This Google Earth image shows Sillustani in relation to Puno and Juliaca.
Half an hour after leaving Puno, we were standing on a peninsula that splits Lago Umayo into two uneven parts, taking in the views before starting our short trek to explore the site. Looking out over the north side of the lake, the skies were overcast with clouds threatening rain. Towards the ruins, however, we had beautiful blue skies. (For those who might be wondering what Sillustani means, the name comes from a Quechua word that means "fingernail" — refers to the peninsula on which the site is situated.)
View of the smaller portion of Lago Umayo from the peninsula that splits it into two.
Looking towards the funeral towers of Sillustani, the skies look quite different.
The highlight of this site are the chulpas (burial towers) of the Colla, an Aymara-speaking civilization that pre-dated the Inca occupation. Simple though these circular stone towers seem to be, the engineering that went into building them was quite complicated. In fact, to date, archeologists have been unable to rebuild one of the damaged towers. The consensus amongst the experts is that the Collas had a more sophisticated mortarless construction style than the Incas who invaded them in the 15th century. The towers, some of which are 40 feet (~12 m) tall, were used as burial chambers for the nobility, who were entombed with not just their worldly goods, but with their entire families.
The masonry work of some of the chulpas is quite rough.
This chulpa, which occupies a prominent spot at the site, has come to symbolize Sillustani.
Except for some locals from the nearby village going about their business, we had the site to ourselves and took our time exploring it with Veronica and Vidal providing insight into the symbolism associated with the towers — the cylindrical tower = a phallus; the interior of the tower = a womb; the body mummified in a fetal position = returning to mother earth in the same position that one comes to life; the small door facing east = where the sun rises and life is reborn every day.
Our meandering walk through the site eventually took us to the other side of the promontory where the main body of Lake Umayo was laid out before our eyes, with Umayo Island about halfway offshore (the island is now a wildlife reserve to protect the threatened vicuña, a camelid much prized for the very fine wool that is produced from its fleece).
Mui and I are caught in action at Sillustani.
(photo by Vidal)

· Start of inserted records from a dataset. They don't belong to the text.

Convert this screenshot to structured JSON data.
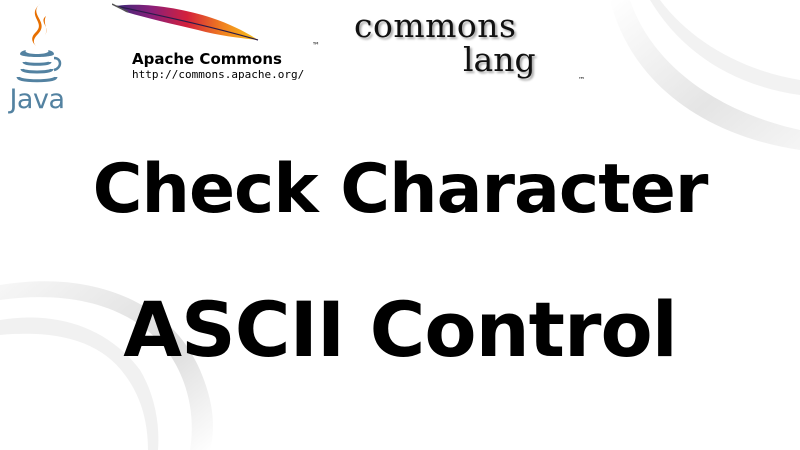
{
  "logos": {
    "java": {
      "label": "Java",
      "icon": "java-coffee-cup-icon",
      "colors": {
        "cup": "#5382a1",
        "steam": "#e76f00"
      }
    },
    "apache": {
      "title": "Apache Commons",
      "trademark": "™",
      "url": "http://commons.apache.org/",
      "icon": "apache-feather-icon"
    },
    "commons_lang": {
      "line1": "commons",
      "line2": "lang",
      "trademark": "™"
    }
  },
  "title": {
    "line1": "Check Character",
    "line2": "ASCII Control"
  }
}
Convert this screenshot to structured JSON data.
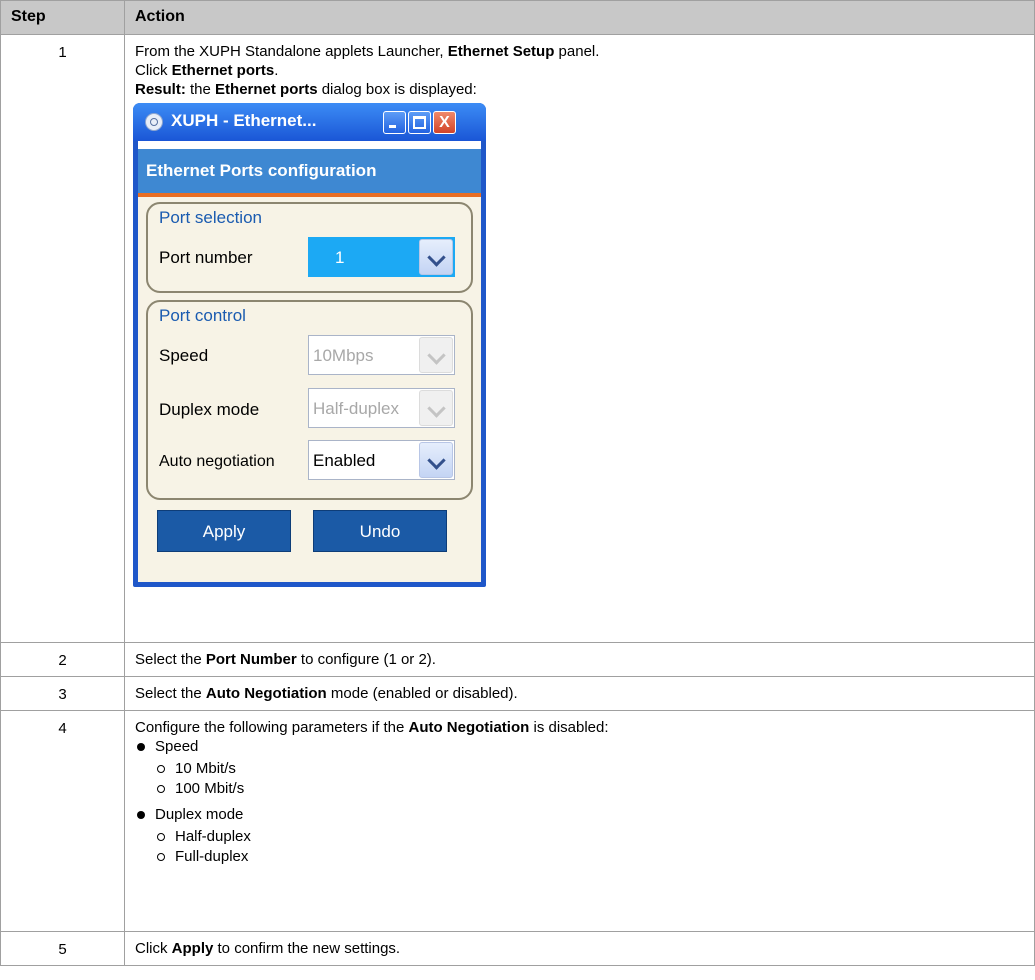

Umayo Lake and Island; the latter is a vicuña reserve.
Lake Umayo makes a great background for our photo op.
(photo by Vidal)
After exploring the tower that was destroyed by lightning — they have lightning rods around the site now — we returned to the chulpa that has become synonymous with the site: the “Lizard Chulpa.” The burial tower is so named because of the image of a lizard carved in relief on the external wall. From certain angles, the tower looks completely intact. In reality, it was dynamited by grave robbers who were looking for treasure. What makes the destruction particularly sad is that the treasure that was in the tower had already been removed and placed in a museum.
Left: If you look closely, you can see the lizard for which the chulpa is named.
Right: A “we visited Sillustani” photo op. (photo by Vidal)
With the hour getting on towards 11:00a, we left Sillustani to resume our sightseeing with one more stop on our way to the airport in Juliaca.